Paper: “Butterfly’s Suicide: The Gender and Power Dynamics Behind It,” by Hannah Van Huss (second year, major in Biology)
Hannah explores the intersectional dynamics of gender and exoticism in one of Puccini’s best-known operas, Madama Butterfly. She shows that despite Puccini’s good intentions, the composer projected Western cultural values onto the character of Butterfly. Each of his three revisions of the opera increasingly turns her into a “stereotypical Causcasion male vision of a Japanese woman: submissive, delicate, a sexual object.” These revisions, likely made with an eye toward pleasing Western audiences, project a sense of shame onto women who train as geishas or take part in temporary marriages. Hannah points out that Puccini’s misperception of geishas led to the opera’s culturally implausible ending, in which Butterfly, feeling ashamed at the prospect of becoming a geisha again, commits seppuku—itself an extremely rare act for Japanese women. She further describes how the opera uses exotic signifiers to establish hierarchies of power and assimilation among the characters. In the conclusion, Hannah reveals how Japanese productions of Madama Butterfly seek to redress its misrepresentations of Japanese culture by substituting or removing parts of the text and incorporating more culturally appropriate music.
Libretto: The Beggar’s Opera, by Ariel Vogel (second year, major in English)
Ariel takes on female stereotypes in her 1920s adaptation of Pepusch and Gay’s The Beggar’s Opera, first performed in 1728. In the original operatic satire, all of the characters are subject to mockery of one sort of another, but as Ariel notes, the female characters are “simplified to the point of dehumanization.” She confronts the challenge of maintaining certain conventions of the genre—broad comedy, often achieved through character “types”—while also creating more opportunities for female characters to assert their agency and to escape the male gaze. As with many operatic comedies, the women in Ariel’s libretto may be seen as conniving and manipulative in one light. But they are also the driving force behind the plot; they express their desires and pursue them, often as their male counterparts struggle to keep up. Ariel pays close attention to musical characterization, using it to constitute a form of gendered performance: Mrs. Peachum, for example, sings sweet, consonant melodies when she plays her role as Mr. Peachum’s wife, but when she schemes behind his back, her music adopts a jazz-tinged dissonance.
Libretto: The Princess and the Frog, by Marina Winkler (Major in biochemistry, minor in environmental science)
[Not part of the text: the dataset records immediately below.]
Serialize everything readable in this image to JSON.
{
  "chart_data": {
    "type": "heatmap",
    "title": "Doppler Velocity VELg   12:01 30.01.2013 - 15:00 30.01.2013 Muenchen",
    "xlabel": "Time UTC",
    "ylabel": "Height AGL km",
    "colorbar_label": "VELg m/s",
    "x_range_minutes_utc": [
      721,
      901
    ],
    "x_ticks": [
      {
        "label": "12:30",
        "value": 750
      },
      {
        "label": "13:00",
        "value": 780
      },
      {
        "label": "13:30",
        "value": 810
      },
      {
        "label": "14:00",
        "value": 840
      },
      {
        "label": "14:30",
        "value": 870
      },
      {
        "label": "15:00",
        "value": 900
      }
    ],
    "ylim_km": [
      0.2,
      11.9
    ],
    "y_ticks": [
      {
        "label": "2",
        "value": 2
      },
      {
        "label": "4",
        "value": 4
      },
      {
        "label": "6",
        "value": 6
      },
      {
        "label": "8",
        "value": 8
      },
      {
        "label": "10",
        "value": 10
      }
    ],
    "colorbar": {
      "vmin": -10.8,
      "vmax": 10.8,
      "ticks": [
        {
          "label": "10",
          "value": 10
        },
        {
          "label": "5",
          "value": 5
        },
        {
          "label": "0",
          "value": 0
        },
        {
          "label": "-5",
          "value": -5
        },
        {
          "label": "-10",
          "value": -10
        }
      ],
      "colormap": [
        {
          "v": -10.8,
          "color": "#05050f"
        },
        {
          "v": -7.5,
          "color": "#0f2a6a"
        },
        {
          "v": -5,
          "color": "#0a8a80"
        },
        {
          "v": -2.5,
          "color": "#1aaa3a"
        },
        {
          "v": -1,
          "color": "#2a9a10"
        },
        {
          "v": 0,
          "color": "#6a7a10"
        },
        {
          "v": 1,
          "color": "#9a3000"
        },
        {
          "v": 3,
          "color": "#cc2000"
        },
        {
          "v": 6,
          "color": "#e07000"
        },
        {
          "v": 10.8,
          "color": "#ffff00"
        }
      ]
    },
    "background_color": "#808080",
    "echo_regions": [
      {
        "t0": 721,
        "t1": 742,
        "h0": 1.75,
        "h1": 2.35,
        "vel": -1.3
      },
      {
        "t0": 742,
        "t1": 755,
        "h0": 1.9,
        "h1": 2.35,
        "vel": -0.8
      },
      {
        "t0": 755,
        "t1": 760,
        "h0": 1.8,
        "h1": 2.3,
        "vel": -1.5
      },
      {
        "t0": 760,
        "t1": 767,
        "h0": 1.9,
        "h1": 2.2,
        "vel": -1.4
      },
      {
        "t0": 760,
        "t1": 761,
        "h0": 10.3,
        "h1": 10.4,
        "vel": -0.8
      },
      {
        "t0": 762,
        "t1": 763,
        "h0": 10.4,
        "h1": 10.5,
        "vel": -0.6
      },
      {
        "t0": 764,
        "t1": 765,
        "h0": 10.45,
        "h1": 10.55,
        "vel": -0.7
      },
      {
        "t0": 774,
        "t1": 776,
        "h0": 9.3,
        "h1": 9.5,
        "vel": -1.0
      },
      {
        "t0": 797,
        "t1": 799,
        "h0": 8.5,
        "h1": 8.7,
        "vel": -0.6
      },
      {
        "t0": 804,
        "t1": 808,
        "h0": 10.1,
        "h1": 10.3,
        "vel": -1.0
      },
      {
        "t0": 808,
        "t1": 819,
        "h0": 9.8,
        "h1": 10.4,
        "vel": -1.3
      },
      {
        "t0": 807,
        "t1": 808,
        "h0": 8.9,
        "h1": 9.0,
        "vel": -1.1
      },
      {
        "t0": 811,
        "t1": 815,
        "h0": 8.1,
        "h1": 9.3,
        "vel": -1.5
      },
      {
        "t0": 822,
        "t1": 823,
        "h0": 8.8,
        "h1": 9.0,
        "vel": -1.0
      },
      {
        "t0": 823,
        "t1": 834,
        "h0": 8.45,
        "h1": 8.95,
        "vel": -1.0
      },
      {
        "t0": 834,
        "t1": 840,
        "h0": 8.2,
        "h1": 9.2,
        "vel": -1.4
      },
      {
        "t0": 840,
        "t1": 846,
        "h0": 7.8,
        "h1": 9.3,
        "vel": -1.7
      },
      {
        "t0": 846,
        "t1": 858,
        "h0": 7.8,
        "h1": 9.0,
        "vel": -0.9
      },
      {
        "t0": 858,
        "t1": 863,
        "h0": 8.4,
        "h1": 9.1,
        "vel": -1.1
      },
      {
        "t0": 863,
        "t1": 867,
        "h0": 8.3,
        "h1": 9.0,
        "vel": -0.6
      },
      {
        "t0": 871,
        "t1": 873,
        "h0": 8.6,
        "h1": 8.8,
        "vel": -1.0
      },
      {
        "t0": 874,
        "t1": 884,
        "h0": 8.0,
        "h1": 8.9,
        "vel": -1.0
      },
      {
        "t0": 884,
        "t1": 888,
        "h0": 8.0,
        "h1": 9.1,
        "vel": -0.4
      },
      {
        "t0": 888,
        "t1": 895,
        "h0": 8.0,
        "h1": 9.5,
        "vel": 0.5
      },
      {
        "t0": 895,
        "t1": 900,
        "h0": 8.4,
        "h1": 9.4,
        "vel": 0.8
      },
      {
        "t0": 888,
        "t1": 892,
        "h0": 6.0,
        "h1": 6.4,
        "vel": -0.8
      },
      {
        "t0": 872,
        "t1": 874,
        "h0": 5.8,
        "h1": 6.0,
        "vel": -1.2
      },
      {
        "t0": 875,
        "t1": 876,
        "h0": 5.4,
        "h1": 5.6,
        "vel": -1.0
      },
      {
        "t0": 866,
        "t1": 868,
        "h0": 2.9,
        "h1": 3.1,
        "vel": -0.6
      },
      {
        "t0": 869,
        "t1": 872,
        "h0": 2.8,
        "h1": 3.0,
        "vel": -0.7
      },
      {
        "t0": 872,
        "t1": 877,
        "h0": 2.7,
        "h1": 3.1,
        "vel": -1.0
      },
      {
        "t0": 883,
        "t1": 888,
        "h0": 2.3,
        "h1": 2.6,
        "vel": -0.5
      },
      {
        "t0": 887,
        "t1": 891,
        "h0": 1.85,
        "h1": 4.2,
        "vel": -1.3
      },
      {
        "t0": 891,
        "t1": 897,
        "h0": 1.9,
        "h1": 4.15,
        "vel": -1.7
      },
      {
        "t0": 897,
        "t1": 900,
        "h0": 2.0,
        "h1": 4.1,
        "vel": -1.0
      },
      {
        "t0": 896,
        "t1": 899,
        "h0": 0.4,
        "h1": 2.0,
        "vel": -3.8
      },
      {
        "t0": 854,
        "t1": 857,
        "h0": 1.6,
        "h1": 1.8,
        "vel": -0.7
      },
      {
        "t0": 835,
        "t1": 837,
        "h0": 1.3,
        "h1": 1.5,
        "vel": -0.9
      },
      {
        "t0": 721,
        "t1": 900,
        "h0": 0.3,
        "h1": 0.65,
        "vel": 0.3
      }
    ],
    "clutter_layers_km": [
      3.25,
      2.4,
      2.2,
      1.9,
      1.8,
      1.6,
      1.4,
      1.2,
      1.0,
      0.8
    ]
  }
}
Marina undertakes a striking, novel adaptation of a classic fairy tale, exploring gender fluidity in the natural world. In the frog kingdom of Anura, male and female frogs inhabit separate courts in a “bi-providencial” system of governance. Peace and prosperity reign, until one day, there is a radical shortage of males during mating season. When the princess’s Maid hears about the crisis, she uses an ancient potion to transform herself into a male—a move that infuriates the princess, who discovers her love for the Maid at the same time she realizes the two of them can no longer live in the same court. But in a dramatic moment of magical transformation (with a sound scientific basis), the Maid regains her former sex, allowing the her and the Princess to rule together as Anura’s queens. Marina describes her libretto as an attempt to “normalize same-sex and gender-fluid characters” and to show how physical anatomy is just one part of gender and sexual identity. She would want her opera to be performed by singers who identify as female, including trans women, from a variety of ethnicities and nationalities, both to create performing opportunities for marginalized people and to “represent the genetic diversity that is required in a population of any species.”